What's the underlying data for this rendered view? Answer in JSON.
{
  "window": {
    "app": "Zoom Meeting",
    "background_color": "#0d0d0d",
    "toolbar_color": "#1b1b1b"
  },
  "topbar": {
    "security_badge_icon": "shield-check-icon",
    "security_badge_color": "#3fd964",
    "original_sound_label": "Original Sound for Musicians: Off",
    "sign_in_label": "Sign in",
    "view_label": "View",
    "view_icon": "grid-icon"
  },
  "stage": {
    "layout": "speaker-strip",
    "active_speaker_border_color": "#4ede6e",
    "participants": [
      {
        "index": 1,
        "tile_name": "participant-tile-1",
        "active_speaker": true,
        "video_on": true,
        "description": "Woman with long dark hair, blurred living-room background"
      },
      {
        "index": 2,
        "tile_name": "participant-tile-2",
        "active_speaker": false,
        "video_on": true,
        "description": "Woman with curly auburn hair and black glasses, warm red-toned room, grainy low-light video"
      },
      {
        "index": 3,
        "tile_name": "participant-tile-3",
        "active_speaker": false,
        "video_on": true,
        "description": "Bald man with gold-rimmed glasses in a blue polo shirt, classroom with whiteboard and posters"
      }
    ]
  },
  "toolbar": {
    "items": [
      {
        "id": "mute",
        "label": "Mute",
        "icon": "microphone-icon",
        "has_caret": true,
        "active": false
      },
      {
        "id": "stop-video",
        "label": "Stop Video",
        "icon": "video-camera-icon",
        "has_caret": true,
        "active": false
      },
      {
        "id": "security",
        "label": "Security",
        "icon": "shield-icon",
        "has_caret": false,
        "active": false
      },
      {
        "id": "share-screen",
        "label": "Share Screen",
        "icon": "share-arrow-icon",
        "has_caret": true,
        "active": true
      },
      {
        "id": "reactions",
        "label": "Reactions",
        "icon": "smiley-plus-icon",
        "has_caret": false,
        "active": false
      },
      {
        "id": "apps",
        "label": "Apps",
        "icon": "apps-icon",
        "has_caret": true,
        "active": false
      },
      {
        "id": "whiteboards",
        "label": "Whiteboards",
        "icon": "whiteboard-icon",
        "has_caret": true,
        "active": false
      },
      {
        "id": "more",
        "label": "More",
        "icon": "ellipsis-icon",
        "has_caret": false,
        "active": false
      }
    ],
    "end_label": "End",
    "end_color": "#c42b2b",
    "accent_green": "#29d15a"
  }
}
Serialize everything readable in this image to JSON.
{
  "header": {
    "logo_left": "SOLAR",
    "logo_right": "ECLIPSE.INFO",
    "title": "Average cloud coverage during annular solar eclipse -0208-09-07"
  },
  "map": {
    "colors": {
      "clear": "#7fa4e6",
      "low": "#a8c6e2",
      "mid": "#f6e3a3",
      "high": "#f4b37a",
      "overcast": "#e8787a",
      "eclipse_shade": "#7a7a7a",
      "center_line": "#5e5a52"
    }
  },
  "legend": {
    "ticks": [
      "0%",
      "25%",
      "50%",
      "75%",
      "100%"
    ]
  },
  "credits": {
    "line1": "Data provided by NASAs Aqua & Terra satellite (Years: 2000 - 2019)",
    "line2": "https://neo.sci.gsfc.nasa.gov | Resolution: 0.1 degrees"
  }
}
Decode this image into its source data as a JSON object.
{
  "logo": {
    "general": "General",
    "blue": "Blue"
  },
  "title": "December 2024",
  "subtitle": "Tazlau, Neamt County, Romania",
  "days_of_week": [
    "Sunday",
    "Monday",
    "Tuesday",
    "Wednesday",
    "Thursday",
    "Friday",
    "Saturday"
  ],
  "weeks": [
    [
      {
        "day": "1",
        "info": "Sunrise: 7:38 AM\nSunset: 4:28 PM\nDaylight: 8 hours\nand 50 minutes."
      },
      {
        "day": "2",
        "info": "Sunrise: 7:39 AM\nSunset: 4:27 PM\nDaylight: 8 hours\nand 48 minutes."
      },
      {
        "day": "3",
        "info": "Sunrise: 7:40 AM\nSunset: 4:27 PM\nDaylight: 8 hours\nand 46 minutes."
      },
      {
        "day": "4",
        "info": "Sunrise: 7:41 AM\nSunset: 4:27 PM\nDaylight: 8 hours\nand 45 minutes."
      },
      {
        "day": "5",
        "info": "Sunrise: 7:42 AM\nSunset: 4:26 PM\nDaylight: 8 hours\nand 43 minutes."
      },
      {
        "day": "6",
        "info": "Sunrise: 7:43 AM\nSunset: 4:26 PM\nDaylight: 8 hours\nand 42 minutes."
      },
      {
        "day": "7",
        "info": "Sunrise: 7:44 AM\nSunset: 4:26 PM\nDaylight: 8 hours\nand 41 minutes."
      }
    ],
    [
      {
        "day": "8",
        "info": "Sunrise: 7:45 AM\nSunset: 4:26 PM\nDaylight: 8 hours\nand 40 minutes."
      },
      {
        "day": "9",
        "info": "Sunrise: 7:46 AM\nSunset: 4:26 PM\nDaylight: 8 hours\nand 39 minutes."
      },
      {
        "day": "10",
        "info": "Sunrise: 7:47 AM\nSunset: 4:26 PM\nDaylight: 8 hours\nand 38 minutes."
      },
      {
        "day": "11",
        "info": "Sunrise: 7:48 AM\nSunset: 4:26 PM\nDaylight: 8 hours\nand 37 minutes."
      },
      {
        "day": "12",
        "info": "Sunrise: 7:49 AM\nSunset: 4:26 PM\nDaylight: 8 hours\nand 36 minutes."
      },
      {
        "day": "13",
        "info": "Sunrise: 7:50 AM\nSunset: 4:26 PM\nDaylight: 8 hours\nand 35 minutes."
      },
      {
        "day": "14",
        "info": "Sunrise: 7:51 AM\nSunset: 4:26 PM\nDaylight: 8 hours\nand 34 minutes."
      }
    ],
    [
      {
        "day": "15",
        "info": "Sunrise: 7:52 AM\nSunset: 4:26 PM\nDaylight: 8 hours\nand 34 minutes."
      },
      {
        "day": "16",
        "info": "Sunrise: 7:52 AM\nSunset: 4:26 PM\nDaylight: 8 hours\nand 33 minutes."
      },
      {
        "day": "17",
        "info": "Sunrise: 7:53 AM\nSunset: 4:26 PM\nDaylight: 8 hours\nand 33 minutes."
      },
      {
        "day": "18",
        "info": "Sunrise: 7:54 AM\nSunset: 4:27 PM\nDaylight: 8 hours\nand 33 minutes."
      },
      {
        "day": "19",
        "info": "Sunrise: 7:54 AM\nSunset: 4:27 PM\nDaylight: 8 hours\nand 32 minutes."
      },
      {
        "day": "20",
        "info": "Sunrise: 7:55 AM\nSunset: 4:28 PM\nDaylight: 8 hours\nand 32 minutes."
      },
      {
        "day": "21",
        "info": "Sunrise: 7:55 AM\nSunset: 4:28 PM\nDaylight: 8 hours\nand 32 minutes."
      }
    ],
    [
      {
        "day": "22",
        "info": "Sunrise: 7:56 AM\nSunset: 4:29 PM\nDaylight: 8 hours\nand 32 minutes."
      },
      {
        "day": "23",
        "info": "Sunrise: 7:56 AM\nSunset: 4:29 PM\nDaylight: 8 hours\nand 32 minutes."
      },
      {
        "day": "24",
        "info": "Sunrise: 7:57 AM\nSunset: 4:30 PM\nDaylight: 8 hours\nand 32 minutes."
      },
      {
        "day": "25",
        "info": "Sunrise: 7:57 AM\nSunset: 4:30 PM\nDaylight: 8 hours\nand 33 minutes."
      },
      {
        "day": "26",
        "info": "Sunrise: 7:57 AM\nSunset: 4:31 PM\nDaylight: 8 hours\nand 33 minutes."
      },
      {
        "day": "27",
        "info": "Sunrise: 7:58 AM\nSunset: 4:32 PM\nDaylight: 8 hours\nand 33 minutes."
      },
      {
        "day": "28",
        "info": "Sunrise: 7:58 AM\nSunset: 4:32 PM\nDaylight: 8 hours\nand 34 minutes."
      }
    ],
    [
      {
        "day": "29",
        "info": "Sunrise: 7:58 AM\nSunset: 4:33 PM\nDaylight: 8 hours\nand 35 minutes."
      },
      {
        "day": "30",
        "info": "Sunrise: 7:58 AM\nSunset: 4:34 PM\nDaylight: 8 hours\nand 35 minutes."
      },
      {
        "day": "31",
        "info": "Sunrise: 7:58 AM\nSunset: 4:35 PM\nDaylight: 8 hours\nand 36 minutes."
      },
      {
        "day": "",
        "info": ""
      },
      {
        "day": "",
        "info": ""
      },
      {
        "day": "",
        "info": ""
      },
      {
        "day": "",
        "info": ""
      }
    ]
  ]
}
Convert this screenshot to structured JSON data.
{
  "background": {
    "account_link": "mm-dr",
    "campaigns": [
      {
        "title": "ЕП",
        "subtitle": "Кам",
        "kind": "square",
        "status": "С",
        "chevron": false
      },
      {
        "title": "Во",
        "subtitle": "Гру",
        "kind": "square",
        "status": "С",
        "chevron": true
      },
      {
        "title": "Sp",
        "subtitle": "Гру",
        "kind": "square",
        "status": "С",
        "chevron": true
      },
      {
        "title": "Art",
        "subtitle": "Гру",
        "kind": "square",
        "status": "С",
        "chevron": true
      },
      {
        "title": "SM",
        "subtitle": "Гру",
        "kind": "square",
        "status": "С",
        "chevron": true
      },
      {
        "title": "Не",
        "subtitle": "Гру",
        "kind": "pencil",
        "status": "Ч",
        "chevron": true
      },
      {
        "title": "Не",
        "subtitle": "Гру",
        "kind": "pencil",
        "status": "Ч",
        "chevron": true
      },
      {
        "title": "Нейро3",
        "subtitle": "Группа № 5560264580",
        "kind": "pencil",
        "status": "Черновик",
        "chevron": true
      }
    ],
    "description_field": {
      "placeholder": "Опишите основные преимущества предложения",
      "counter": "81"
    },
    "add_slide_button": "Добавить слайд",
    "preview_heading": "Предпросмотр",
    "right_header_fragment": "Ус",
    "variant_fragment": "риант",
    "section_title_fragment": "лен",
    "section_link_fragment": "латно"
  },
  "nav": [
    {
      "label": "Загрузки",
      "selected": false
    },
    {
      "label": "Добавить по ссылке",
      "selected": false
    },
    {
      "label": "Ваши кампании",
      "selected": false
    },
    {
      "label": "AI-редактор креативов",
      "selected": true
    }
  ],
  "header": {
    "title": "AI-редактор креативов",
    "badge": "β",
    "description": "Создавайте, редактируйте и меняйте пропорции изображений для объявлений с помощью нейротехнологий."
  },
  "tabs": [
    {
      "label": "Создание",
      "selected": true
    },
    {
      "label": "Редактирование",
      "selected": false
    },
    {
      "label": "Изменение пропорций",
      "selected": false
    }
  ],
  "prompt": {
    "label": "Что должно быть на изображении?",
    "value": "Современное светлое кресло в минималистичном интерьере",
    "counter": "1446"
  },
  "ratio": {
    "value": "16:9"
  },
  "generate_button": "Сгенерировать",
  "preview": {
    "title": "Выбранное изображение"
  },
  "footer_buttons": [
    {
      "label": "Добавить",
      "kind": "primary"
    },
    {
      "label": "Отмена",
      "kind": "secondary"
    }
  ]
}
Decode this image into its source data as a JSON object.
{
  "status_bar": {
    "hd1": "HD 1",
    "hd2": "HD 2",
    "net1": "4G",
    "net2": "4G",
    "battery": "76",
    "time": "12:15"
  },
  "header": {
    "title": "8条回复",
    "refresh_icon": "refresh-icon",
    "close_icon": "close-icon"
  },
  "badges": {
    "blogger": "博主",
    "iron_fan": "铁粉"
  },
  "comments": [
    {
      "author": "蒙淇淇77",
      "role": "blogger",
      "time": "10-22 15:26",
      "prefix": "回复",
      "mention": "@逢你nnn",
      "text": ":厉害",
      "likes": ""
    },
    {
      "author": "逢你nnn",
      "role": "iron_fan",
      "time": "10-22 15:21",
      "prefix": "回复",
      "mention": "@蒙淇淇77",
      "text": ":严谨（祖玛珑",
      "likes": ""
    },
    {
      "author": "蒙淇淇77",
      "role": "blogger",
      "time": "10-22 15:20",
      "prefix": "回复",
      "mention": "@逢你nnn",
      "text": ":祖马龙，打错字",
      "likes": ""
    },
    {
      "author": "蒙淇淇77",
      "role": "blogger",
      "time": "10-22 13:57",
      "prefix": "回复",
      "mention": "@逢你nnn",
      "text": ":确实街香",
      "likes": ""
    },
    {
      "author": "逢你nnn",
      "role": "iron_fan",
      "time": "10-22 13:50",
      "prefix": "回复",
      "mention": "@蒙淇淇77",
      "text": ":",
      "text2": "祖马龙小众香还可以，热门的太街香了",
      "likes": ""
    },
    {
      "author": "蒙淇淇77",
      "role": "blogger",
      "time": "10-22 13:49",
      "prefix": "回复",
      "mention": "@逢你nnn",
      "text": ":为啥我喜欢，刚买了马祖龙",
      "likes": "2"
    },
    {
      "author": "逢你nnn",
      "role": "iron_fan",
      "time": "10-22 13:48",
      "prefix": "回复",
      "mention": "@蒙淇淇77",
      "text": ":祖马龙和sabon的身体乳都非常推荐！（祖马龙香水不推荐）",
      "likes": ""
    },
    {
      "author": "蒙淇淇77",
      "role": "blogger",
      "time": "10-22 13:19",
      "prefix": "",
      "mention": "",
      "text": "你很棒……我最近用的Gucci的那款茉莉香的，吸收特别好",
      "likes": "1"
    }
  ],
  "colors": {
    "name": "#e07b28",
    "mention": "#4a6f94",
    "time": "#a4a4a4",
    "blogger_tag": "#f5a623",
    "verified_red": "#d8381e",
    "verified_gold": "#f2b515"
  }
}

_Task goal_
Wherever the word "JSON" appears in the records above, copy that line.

_Problem solution_
What's the underlying data for this rendered view? Answer in JSON.
Serialize everything readable in this image to JSON.
Decode this image into its source data as a JSON object.
Convert this screenshot to structured JSON data.
Decode this image into its source data as a JSON object.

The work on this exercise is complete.